Implementation of a Capital Gains Tax Charge on Non-UK Residents
In his 2013 Autumn statement, the Chancellor confirmed the intention to extend the scope of UK Capital Gains Tax (“CGT”) to include the disposal of UK residential property by non UK residents. The Government released a consultation document in March…
Blog1st Sep 2014
In his 2013 Autumn statement, the Chancellor confirmed the intention to extend the scope of UK Capital Gains Tax (“CGT”) to include the disposal of UK residential property by non UK residents.
The Government released a consultation document in March 2014 setting out the proposed changes. The charge will come into effect from April 2015 and will only apply to gains accruing from that date onwards. The charge does not apply to disposal of commercial property or land; only residential property.
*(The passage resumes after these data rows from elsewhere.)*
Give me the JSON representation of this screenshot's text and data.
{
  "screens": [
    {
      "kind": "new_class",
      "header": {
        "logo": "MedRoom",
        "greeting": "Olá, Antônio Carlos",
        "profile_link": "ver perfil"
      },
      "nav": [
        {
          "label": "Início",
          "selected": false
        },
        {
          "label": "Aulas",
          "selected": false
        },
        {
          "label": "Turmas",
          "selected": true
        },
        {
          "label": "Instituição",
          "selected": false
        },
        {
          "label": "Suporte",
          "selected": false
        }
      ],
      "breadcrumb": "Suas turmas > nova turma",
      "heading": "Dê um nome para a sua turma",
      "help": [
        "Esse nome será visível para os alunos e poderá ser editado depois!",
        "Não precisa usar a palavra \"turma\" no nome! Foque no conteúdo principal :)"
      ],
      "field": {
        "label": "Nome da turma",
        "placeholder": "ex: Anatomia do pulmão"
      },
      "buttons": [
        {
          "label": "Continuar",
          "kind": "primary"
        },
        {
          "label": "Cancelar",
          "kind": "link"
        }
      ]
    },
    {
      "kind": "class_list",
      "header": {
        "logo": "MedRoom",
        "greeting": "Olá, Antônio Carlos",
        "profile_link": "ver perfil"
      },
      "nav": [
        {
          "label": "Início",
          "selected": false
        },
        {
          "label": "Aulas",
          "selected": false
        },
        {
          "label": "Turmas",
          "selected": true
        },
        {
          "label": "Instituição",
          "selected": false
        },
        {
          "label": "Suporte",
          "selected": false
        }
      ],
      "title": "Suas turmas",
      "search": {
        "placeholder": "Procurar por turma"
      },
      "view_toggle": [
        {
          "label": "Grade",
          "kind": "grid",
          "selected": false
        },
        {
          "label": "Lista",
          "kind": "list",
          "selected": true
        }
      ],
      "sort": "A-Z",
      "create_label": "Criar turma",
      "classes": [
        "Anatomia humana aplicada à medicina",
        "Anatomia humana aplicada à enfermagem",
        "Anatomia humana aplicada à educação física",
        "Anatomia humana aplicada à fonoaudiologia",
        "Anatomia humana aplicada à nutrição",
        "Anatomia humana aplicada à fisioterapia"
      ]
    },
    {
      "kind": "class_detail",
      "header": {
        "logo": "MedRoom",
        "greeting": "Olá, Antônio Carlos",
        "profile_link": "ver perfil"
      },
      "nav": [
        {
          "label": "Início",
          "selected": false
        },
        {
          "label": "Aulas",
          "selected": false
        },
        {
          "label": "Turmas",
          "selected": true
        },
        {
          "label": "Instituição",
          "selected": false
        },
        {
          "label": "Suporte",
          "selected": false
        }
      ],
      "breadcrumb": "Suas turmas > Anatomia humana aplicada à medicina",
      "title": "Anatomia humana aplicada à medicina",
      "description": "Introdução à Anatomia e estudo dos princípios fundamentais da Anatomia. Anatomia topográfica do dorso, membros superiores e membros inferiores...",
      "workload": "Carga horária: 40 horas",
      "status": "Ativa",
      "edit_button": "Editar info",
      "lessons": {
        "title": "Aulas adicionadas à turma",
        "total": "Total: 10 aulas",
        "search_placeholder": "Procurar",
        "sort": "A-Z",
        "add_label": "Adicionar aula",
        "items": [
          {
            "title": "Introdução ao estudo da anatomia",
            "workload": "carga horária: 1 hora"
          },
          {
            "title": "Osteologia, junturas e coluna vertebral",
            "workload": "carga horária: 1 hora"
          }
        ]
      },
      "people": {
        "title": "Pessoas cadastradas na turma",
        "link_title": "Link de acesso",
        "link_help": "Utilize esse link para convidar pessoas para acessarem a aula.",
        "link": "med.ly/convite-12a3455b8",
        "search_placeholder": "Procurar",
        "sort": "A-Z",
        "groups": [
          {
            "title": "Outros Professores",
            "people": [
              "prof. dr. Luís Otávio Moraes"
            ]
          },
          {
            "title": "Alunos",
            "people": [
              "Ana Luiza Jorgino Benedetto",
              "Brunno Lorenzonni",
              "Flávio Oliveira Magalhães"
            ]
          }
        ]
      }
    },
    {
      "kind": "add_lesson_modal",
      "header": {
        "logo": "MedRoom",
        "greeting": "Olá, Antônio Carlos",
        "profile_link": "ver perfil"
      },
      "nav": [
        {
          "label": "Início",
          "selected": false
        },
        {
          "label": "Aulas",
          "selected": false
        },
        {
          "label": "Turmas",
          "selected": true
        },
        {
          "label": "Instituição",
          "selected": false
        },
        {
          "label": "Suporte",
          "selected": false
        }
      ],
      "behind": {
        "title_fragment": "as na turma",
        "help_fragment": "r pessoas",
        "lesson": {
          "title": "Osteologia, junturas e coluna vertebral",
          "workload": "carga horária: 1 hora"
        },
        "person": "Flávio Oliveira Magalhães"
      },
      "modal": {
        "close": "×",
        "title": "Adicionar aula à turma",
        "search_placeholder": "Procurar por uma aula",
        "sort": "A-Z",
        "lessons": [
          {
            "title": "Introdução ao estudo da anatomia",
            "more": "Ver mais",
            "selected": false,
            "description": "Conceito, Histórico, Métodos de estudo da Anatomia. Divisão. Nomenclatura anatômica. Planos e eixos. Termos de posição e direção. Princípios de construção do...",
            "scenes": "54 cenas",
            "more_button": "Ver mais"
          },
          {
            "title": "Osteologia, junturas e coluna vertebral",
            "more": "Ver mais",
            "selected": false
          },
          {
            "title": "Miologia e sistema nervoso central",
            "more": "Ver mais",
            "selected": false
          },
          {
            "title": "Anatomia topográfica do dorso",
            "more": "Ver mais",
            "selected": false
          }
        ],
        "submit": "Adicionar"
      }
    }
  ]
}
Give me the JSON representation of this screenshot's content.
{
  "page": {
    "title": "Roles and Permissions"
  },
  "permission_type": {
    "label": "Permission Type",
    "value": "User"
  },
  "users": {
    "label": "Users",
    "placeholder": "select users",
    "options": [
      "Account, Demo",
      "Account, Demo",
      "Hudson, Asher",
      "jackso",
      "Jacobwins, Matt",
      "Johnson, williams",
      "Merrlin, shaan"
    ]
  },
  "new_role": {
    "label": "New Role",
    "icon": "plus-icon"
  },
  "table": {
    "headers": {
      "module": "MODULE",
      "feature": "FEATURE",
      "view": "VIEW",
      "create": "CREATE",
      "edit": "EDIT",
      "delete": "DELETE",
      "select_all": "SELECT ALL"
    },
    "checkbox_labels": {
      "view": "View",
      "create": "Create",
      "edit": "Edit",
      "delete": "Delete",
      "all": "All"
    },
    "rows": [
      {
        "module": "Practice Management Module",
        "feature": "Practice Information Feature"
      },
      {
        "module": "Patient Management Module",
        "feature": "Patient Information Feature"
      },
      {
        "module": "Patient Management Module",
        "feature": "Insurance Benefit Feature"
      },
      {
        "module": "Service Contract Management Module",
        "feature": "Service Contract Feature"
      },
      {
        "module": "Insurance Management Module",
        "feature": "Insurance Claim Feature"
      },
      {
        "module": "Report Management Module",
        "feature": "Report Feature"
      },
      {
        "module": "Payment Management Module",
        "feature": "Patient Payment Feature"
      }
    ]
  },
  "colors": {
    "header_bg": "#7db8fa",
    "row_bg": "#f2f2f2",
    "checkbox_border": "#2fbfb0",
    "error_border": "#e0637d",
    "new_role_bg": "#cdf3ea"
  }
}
Currently where a UK resident individual disposes of UK residential property, the gain is subject to CGT at 18% or 28% depending on whether they are a basic rate or higher rate tax payer. However, an exemption known as Principle Private Residence (“PPR”) Relief is available where the property has been their main residence. Individuals with more than one home can currently submit an election to HM Revenue & Customs (“HMRC”) to determine which property should be treated as their main residence for the purpose of this relief.
Non resident individuals, however, are not subject to UK CGT on the sale of UK residential property, whether PPR relief is available or not.
Any gain on the disposal of residential property by non UK residents will be taxed in the same way as for UK residents. The non resident individual will qualify for the annual exemption (£11,100 for 2015/16) and the applicable tax rate of 18% or 28% will be applied depending on the level of their UK income. There will also be a mechanism to allow non-residents to claim a capital loss.
The consultation paper has proposed that any CGT due could be collected by way of a withholding tax mechanism and it is expected that it will be the responsibility of the seller or agent to withhold this tax and pay it across to HMRC. When the non-resident individual’s tax return is submitted, any over or under payment of withholding tax will be reconciled at that time.
As mentioned previously, under the current system individuals with more than one residence can elect which one of their properties they want to qualify for PPR. However, without a change in these rules, non UK residents could simply elect for their UK home to qualify as their PPR to avoid a UK CGT charge. It is therefore proposed that either the election mechanism is removed and your main residence is determined by fact or the election mechanism is replaced with a fixed rule which identifies a person’s main residence on the basis of, for example, time spent in the property.
If this comes into effect, this will have an impact on both UK resident and non–UK resident individuals.
HMRC have now published minutes from the working groups that contributed to this consultation and will issue a full response in early Autumn 2014.
If you require any further information in the meantime, please contact Natalie Gemmell (email@example.com) or Jill Walker (firstname.lastname@example.org) or your usual Anderson Anderson & Brown LLP advisor.